Overall, vSpatial offers a relaxing atmosphere — a mountain view that can be turned off so you’re working with nothing but your work screens in view — and is fairly easy to maneuver.
Watch my rundown of vSpatial:
When you open the Immersed app for the first time, you’re greeted by an avatar guide who walks you through connecting your computer and gives a quick tutorial on using the controllers — or your hands as controllers, which you’ll need to do to use the typewriter connected to your computer.
The tutorial didn’t answer my big question: How do I use my hands to type? After some trial and error, I managed to sync my laptop keyboard with the app’s keyboard and was able to type random letters with my fingers. I figured out that I had to turn off the feature that makes your hands active controllers in order to hit the correct keys (sometimes). The learning curve here is steep; I say that as someone who has no problem writing whole essays or articles quickly on my phone. It’s something I’m sure I’ll get the hang of, but I’m not there yet.

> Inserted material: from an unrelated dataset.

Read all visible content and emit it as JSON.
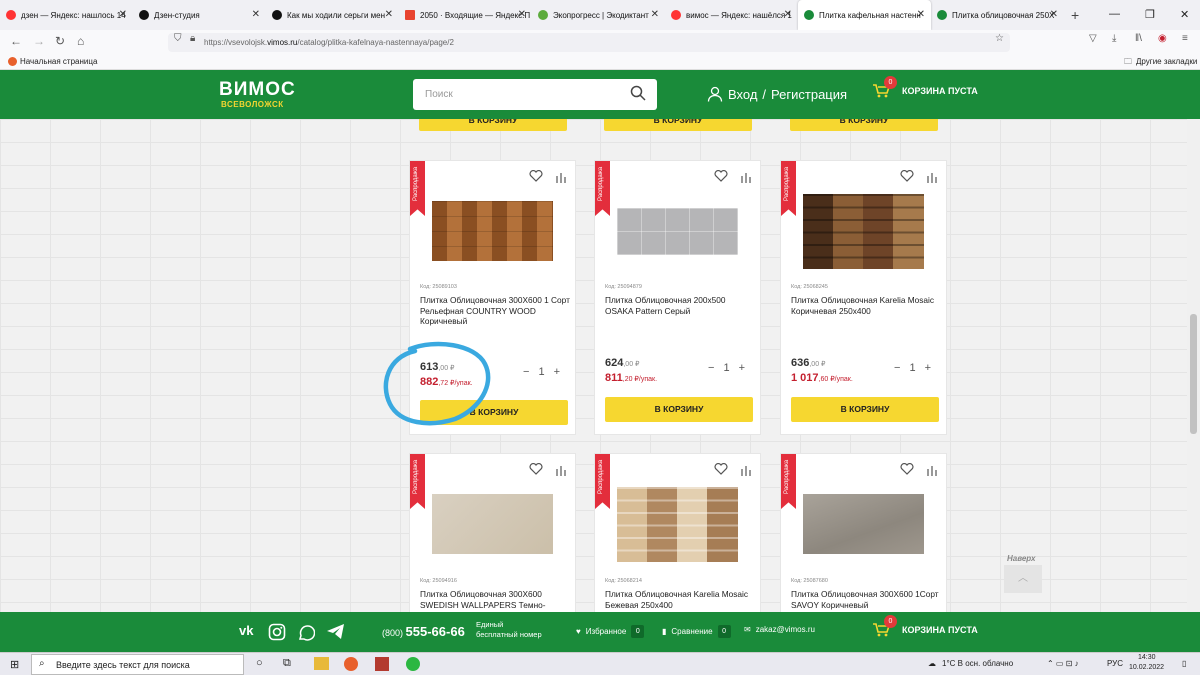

Immersed offers a variety of settings for your workspace, from a lakeside lodge to places that look like they’re out of a video game to a standard-looking conference room.
Immersed isn’t quite as intuitive as vSpatial, but once you pick it up, it’s easy enough to use for research, email, Slack and other smaller tasks. Eventually I can see being able to do everything including writing articles in the workspace.
Here’s my Immersed rundown:
So, what’s the verdict?
In the end, no, I didn’t write this entire article in VR.
Will I continue to use VR for work? I’ll definitely use it to watch things like virtual panels. I’ll definitely use the VR browser at least some of the time for work, simply because the headset is a good way to get focused when you find yourself distracted at your desk.
I don’t necessarily need a VR workspace to do those things, though. YouTube is probably the VR best platform for video, including viewing video not made for VR — non-360/180VR video feels like watching a movie in a movie theater.
The Quest’s built-in browser works well enough for searching and sharing. But where a VR workspace shines is in its ability to keep you in your workday loop. Slack is there, your email is there, exactly as it is on your laptop. Everything is exactly like your laptop, because it literally is, and that makes it more of a connected workspace, even if your coworkers aren’t using VR.
It will be a few years (maybe more, maybe less) before the virtual workspace is fully usable for the average remote worker, and the success of VR workspaces will hinge on whether they — and the metaverse itself — become the norm, like Zoom or Slack. That won’t be happening tomorrow, but it could happen.